_What you should do_:
After counting the lines below that hold the word "this", reply with the count and nothing else.

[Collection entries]
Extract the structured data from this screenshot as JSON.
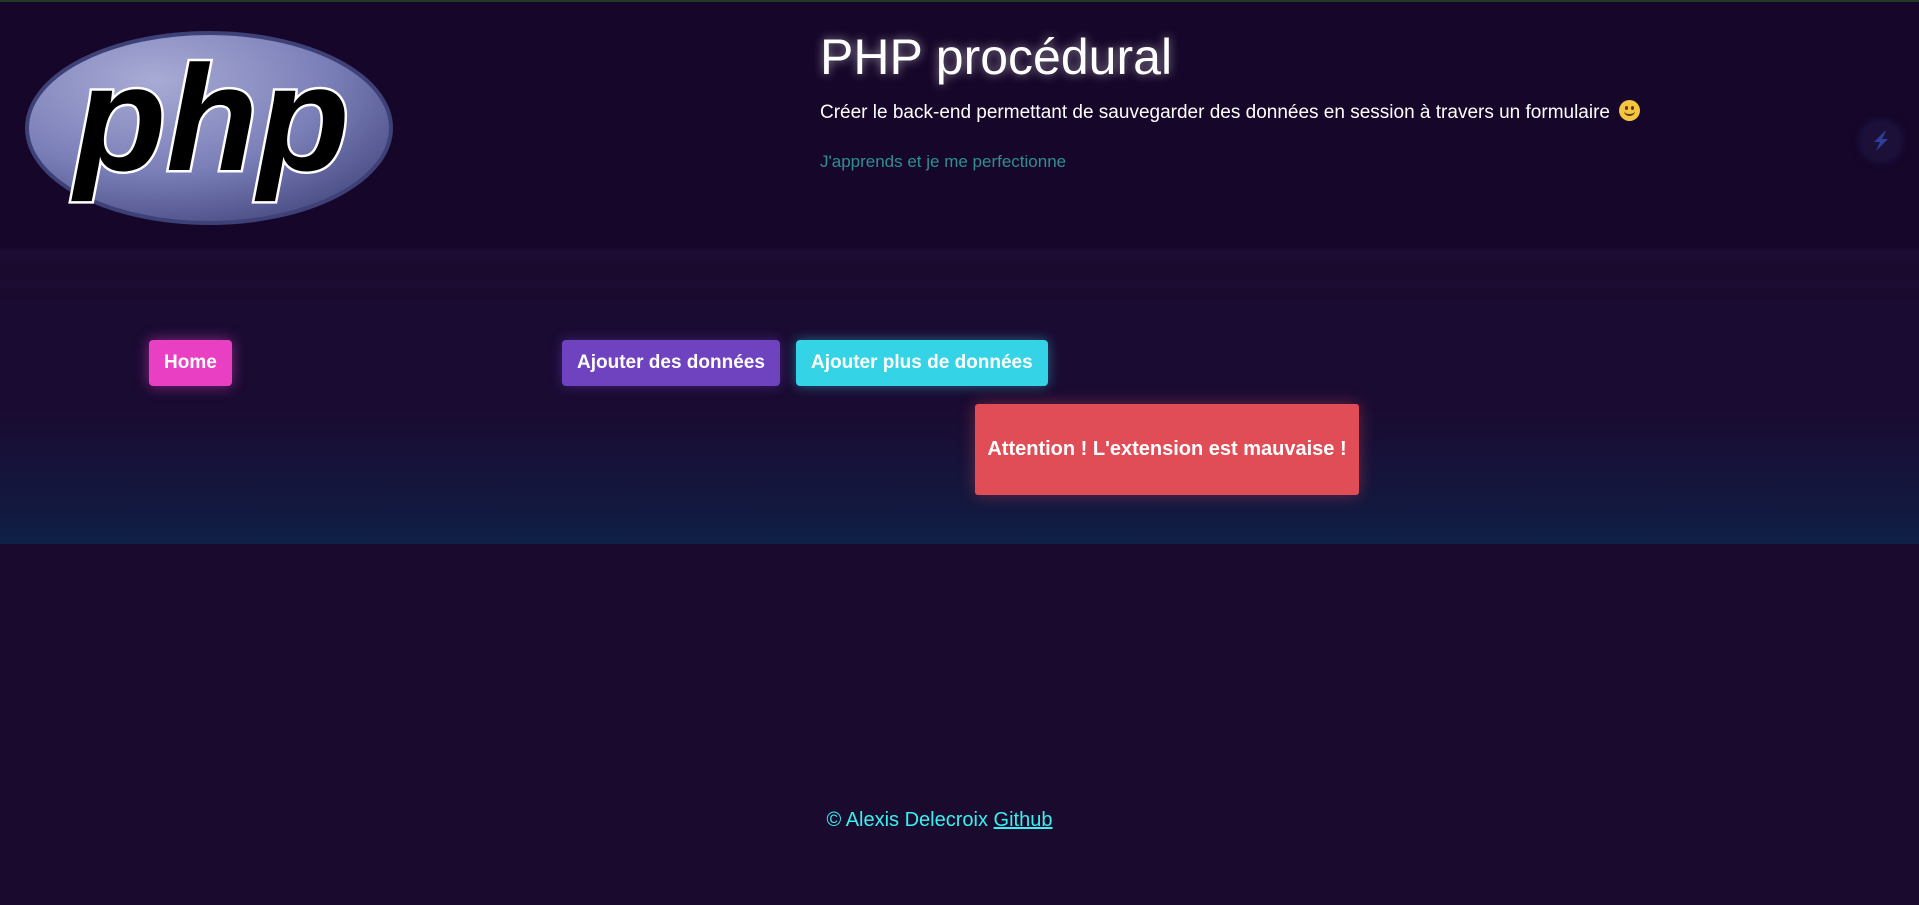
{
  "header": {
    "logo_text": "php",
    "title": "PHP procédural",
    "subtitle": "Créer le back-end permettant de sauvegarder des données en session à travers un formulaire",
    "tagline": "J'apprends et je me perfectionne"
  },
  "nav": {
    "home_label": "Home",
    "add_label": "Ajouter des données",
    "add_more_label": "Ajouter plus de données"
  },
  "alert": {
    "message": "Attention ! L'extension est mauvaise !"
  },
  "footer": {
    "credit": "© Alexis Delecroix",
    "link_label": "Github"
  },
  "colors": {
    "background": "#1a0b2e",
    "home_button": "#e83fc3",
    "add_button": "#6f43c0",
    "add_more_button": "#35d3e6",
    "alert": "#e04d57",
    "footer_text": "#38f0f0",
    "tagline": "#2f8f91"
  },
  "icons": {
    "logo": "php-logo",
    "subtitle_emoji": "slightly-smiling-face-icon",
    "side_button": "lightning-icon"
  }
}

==

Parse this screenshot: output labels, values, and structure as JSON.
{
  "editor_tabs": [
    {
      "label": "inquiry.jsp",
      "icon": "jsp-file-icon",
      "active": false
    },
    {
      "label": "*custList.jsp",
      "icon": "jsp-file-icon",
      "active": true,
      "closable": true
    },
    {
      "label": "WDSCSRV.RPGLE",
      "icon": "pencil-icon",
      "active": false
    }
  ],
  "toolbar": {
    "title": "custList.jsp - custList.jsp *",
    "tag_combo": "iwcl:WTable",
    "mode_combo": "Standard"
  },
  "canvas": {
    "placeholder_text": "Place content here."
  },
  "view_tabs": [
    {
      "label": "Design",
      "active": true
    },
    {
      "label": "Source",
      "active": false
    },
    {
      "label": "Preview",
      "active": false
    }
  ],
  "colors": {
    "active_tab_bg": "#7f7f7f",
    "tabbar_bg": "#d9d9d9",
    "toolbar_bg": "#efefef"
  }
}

_Answer box_:
2